Ecstasy, Ketamine, Rohypnol a.k.a “Roofies,” GHB, Chloral Hydrate.
Barbiturates, Benzodiazepines, Quaaludes.
DMT, LSD, PCP, Peyote, Psilocybin.
a.k.a “mushrooms”, “acid”, “yellow sunshines”, “buttons” or “shrooms”.
Gases, Glues, Aerosols. Inhaling gasoline or ammonia is often referred to as “huffing”.
Codeine, Heroin, Morphine, Opium, Vicodin.
a.k.a “Cody”, “Schoolboy”, “Tango & Cash” or “Monkey”
Amphetamines, Caffeine, Cocaine, Diet Pills, Methamphetamines, Ritalin.
Cough and cold medicines are often abused by teenagers, their parents having no idea what they are talking about when overheard. Popular names include “tussin”, “skittles”, “robo”, “triple C”, “dex syrup” and “red devils”.
The many common names for drugs can prevent parents who overhear a teenage conversation, from knowing what their child is talking about.
Starting with the most well known names for Cannabinoids: Cannabis, “Marijuana”, “joint”, “blunt”,” bong”, “backwood”,”pipe”,”weed”,”grass”.

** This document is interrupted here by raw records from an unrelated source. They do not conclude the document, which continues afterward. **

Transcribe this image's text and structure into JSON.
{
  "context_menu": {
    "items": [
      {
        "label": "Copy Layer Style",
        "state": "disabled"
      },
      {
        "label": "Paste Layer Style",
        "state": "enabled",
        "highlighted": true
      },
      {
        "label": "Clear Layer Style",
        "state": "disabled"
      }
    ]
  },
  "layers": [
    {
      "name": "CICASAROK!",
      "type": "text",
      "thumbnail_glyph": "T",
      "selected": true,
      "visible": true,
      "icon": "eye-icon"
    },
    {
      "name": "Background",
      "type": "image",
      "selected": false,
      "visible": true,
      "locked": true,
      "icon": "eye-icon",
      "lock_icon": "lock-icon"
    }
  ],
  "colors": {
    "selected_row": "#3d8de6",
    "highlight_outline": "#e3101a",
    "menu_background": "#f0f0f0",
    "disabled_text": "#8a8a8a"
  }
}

When you consider that this brief summarized list barely includes a fraction of what is potentially available to teens and makes little mention of the hundreds of ‘street names’ by which these and more drugs are known in youth culture; you may start to see the magnitude of the problem you would face, trying to carry out your own amateur investigation.

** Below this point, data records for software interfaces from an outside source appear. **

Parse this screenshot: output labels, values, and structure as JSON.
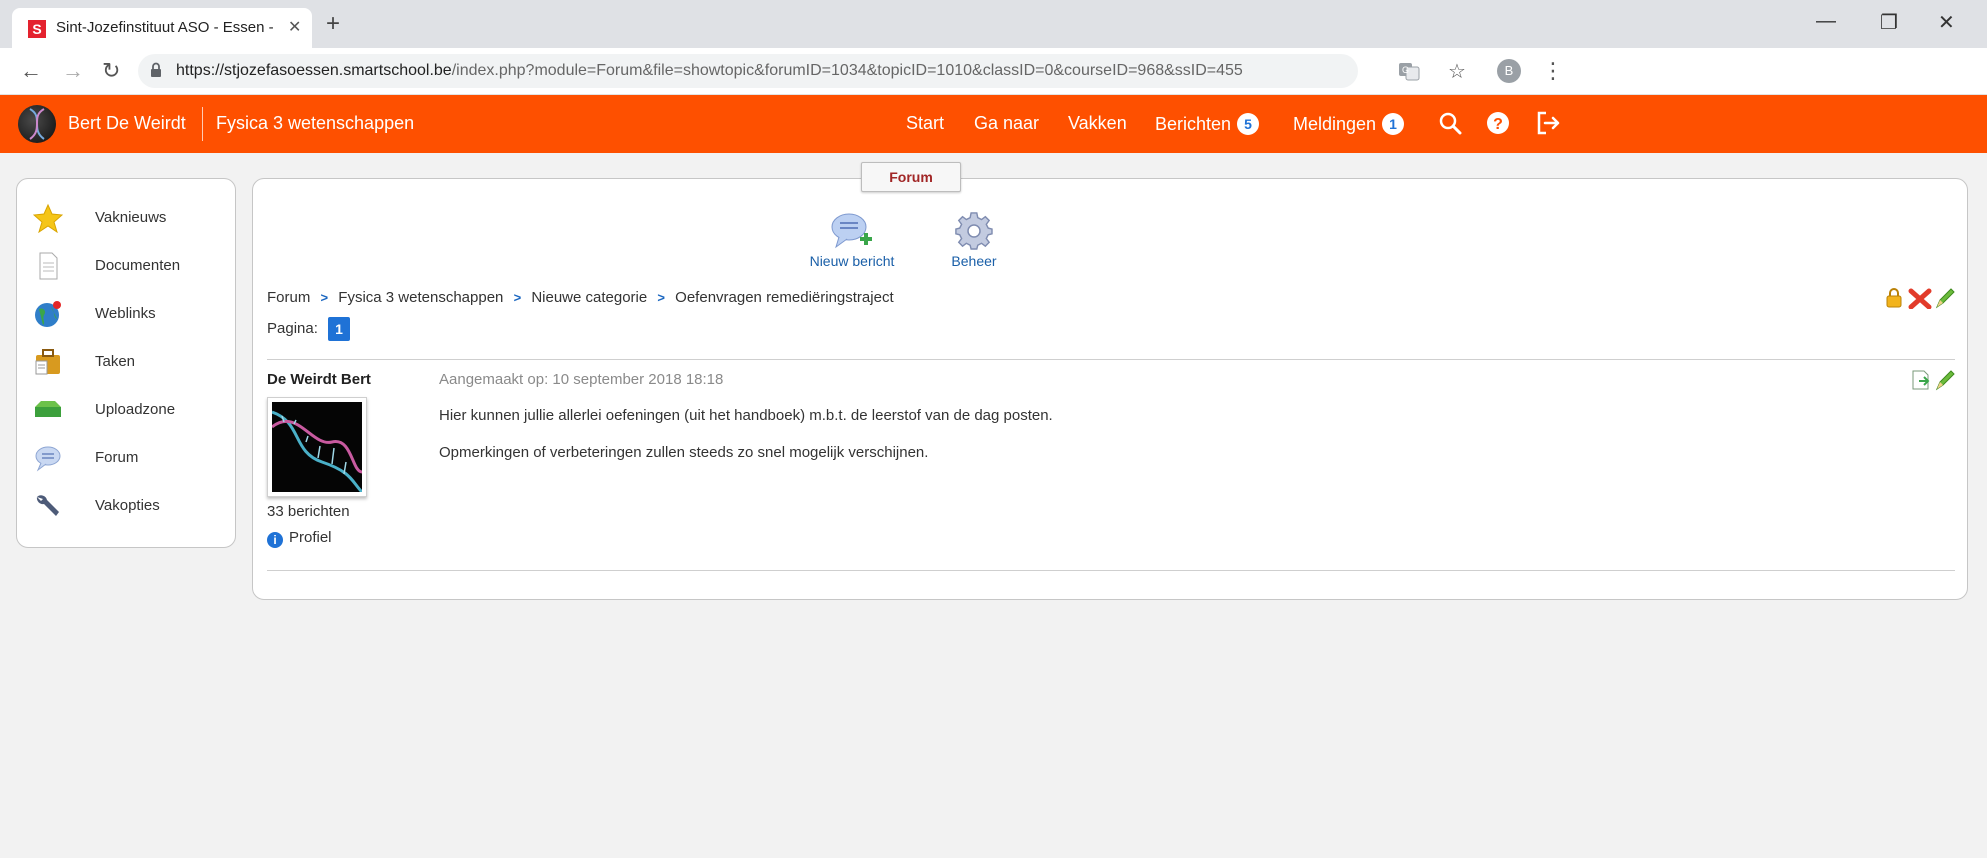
{
  "browser": {
    "tab_title": "Sint-Jozefinstituut ASO - Essen -",
    "tab_favicon_letter": "S",
    "tab_close": "✕",
    "new_tab": "+",
    "url_host": "https://stjozefasoessen.smartschool.be",
    "url_path": "/index.php?module=Forum&file=showtopic&forumID=1034&topicID=1010&classID=0&courseID=968&ssID=455",
    "profile_initial": "B",
    "window": {
      "minimize": "—",
      "restore": "❐",
      "close": "✕"
    },
    "nav": {
      "back": "←",
      "forward": "→",
      "reload": "↻"
    },
    "star": "☆",
    "menu": "⋮"
  },
  "header": {
    "user_name": "Bert De Weirdt",
    "course_name": "Fysica 3 wetenschappen",
    "nav": {
      "start": "Start",
      "goto": "Ga naar",
      "courses": "Vakken",
      "messages": "Berichten",
      "messages_count": "5",
      "notifications": "Meldingen",
      "notifications_count": "1"
    },
    "brand_color": "#fe5000"
  },
  "sidebar": {
    "items": [
      {
        "label": "Vaknieuws",
        "icon": "star-icon"
      },
      {
        "label": "Documenten",
        "icon": "document-icon"
      },
      {
        "label": "Weblinks",
        "icon": "globe-icon"
      },
      {
        "label": "Taken",
        "icon": "briefcase-icon"
      },
      {
        "label": "Uploadzone",
        "icon": "upload-tray-icon"
      },
      {
        "label": "Forum",
        "icon": "speech-bubble-icon"
      },
      {
        "label": "Vakopties",
        "icon": "wrench-icon"
      }
    ]
  },
  "main": {
    "tab_label": "Forum",
    "actions": {
      "new_message": "Nieuw bericht",
      "manage": "Beheer"
    },
    "breadcrumb": [
      "Forum",
      "Fysica 3 wetenschappen",
      "Nieuwe categorie",
      "Oefenvragen remediëringstraject"
    ],
    "pagination_label": "Pagina:",
    "current_page": "1",
    "post": {
      "author": "De Weirdt Bert",
      "created": "Aangemaakt op: 10 september 2018 18:18",
      "paragraphs": [
        "Hier kunnen jullie allerlei oefeningen (uit het handboek) m.b.t. de leerstof van de dag posten.",
        "Opmerkingen of verbeteringen zullen steeds zo snel mogelijk verschijnen."
      ],
      "post_count": "33 berichten",
      "profile_label": "Profiel"
    }
  }
}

If you heard your teen talking about ‘Cody’, ‘Tango & Cash’, or ‘Schoolboy’ you may not be aware that these innocent sounding terms, are in fact the street names for drugs that can kill your child. There are hundreds more examples and a Professional Investigator will be familiar through investigative experience with all of them. The question really is can you afford to not trust an investigator, with this crucial question about your teen’s development
The Three Stages of Substance Abuse

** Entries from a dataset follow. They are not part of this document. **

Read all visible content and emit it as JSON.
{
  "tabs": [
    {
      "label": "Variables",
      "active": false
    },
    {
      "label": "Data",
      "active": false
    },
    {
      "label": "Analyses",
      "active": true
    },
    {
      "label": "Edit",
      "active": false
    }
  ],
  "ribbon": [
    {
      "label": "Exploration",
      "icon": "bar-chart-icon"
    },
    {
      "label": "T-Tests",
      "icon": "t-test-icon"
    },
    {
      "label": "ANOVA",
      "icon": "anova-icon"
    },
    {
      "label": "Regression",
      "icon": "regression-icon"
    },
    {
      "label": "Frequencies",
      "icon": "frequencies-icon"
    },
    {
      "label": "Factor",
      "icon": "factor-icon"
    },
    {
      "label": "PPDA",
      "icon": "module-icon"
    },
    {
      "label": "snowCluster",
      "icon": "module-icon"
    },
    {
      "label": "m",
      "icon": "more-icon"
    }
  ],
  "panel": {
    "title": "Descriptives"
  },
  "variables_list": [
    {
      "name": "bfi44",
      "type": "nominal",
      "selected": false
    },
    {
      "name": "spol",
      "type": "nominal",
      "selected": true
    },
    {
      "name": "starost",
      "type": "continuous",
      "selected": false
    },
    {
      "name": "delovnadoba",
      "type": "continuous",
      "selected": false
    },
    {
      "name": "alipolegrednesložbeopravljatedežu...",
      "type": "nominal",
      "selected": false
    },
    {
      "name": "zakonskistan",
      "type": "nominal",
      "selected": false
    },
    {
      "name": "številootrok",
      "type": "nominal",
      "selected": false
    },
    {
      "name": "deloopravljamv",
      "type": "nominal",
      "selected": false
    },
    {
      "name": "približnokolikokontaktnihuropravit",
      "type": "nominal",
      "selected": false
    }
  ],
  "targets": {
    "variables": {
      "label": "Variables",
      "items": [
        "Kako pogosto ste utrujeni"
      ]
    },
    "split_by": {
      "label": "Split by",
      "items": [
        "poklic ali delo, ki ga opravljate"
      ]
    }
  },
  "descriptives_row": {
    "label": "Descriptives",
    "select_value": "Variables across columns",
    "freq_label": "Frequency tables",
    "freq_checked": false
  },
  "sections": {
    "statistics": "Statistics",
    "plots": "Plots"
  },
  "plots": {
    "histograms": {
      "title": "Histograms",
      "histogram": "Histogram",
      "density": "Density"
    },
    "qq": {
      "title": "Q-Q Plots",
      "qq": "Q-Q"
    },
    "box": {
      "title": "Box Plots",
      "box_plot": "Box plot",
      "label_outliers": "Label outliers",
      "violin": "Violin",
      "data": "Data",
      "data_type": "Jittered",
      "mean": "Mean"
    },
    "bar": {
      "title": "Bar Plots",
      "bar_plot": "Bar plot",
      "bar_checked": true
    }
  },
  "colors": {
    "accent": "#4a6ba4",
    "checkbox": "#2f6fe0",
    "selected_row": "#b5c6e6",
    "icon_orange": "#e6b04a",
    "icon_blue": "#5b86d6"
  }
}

Occasional drugs or alcohol use, which will not cause withdrawal symptoms and will not develop a ‘tolerance’ of the substance, so that more is taken to achieve the same effect.
With self knowledge that continued use is creating social, physical or psychological problems, the teenager continues to take drugs or alcohol.
“The final stage of substance abuse, which can be prevented by early investigative intervention, involves long time periods when your teenager would be looking for, taking and then recovering from the effects of the substance.”
At the far end of cases that have already reached the dependence stage, there is still hope and options for the recovery of your teenager and their reintegration into school and normal life again.
This is provided by a progressive network of caring strategies which include: Outpatient Treatment, Residential Treatment Center, Therapeutic Boarding School, Wilderness Therapy Program and Residential Treatment School.
From my own experience, I have on many occasions met with parents to address their concerns and conducted surveillance. From this it was discovered that children were missing classes to do drugs on nearby vacant land and meeting drug dealers. Keeping teens safe is often about rescuing your child from the inevitable negative consequences of their actions. You cannot always do this yourselves with no professional help. The investigator has a vital role to play in preventing your child from sinking deeper into a downwards spiral of drugs or alcohol abuse.
Though they may be too young to understand now, the rest of your child’s life may depend on your decision to hire an investigator.
In 2008, an estimated 12.4% of persons ages 12 or older drove under the influence of alcohol at least once during the past year. The rate was highest among persons ages 21-25 (26.1%).
In 2008, 11,773 people were killed in alcohol-impaired driving crashes, accounting for nearly one third (32%) of all traffic-related deaths in the United States.
Motor vehicle crashes remain the leading cause of death for 15- to 20-year-olds. NHTSA
In the United States, the crash rate per mile driven for 16-19 year-olds is 4 times the risk for older drivers. (IIHS – Insurance Institute for Highway Safety, 2009)
Fifty-six percent (56%) of the fatal crashes and 57% of the fatalities involving young drivers occurred on rural roadways.
In 2007, 64% of young drivers in passenger vehicles involved in fatal crashes who had been drinking were not wearing a safety belt.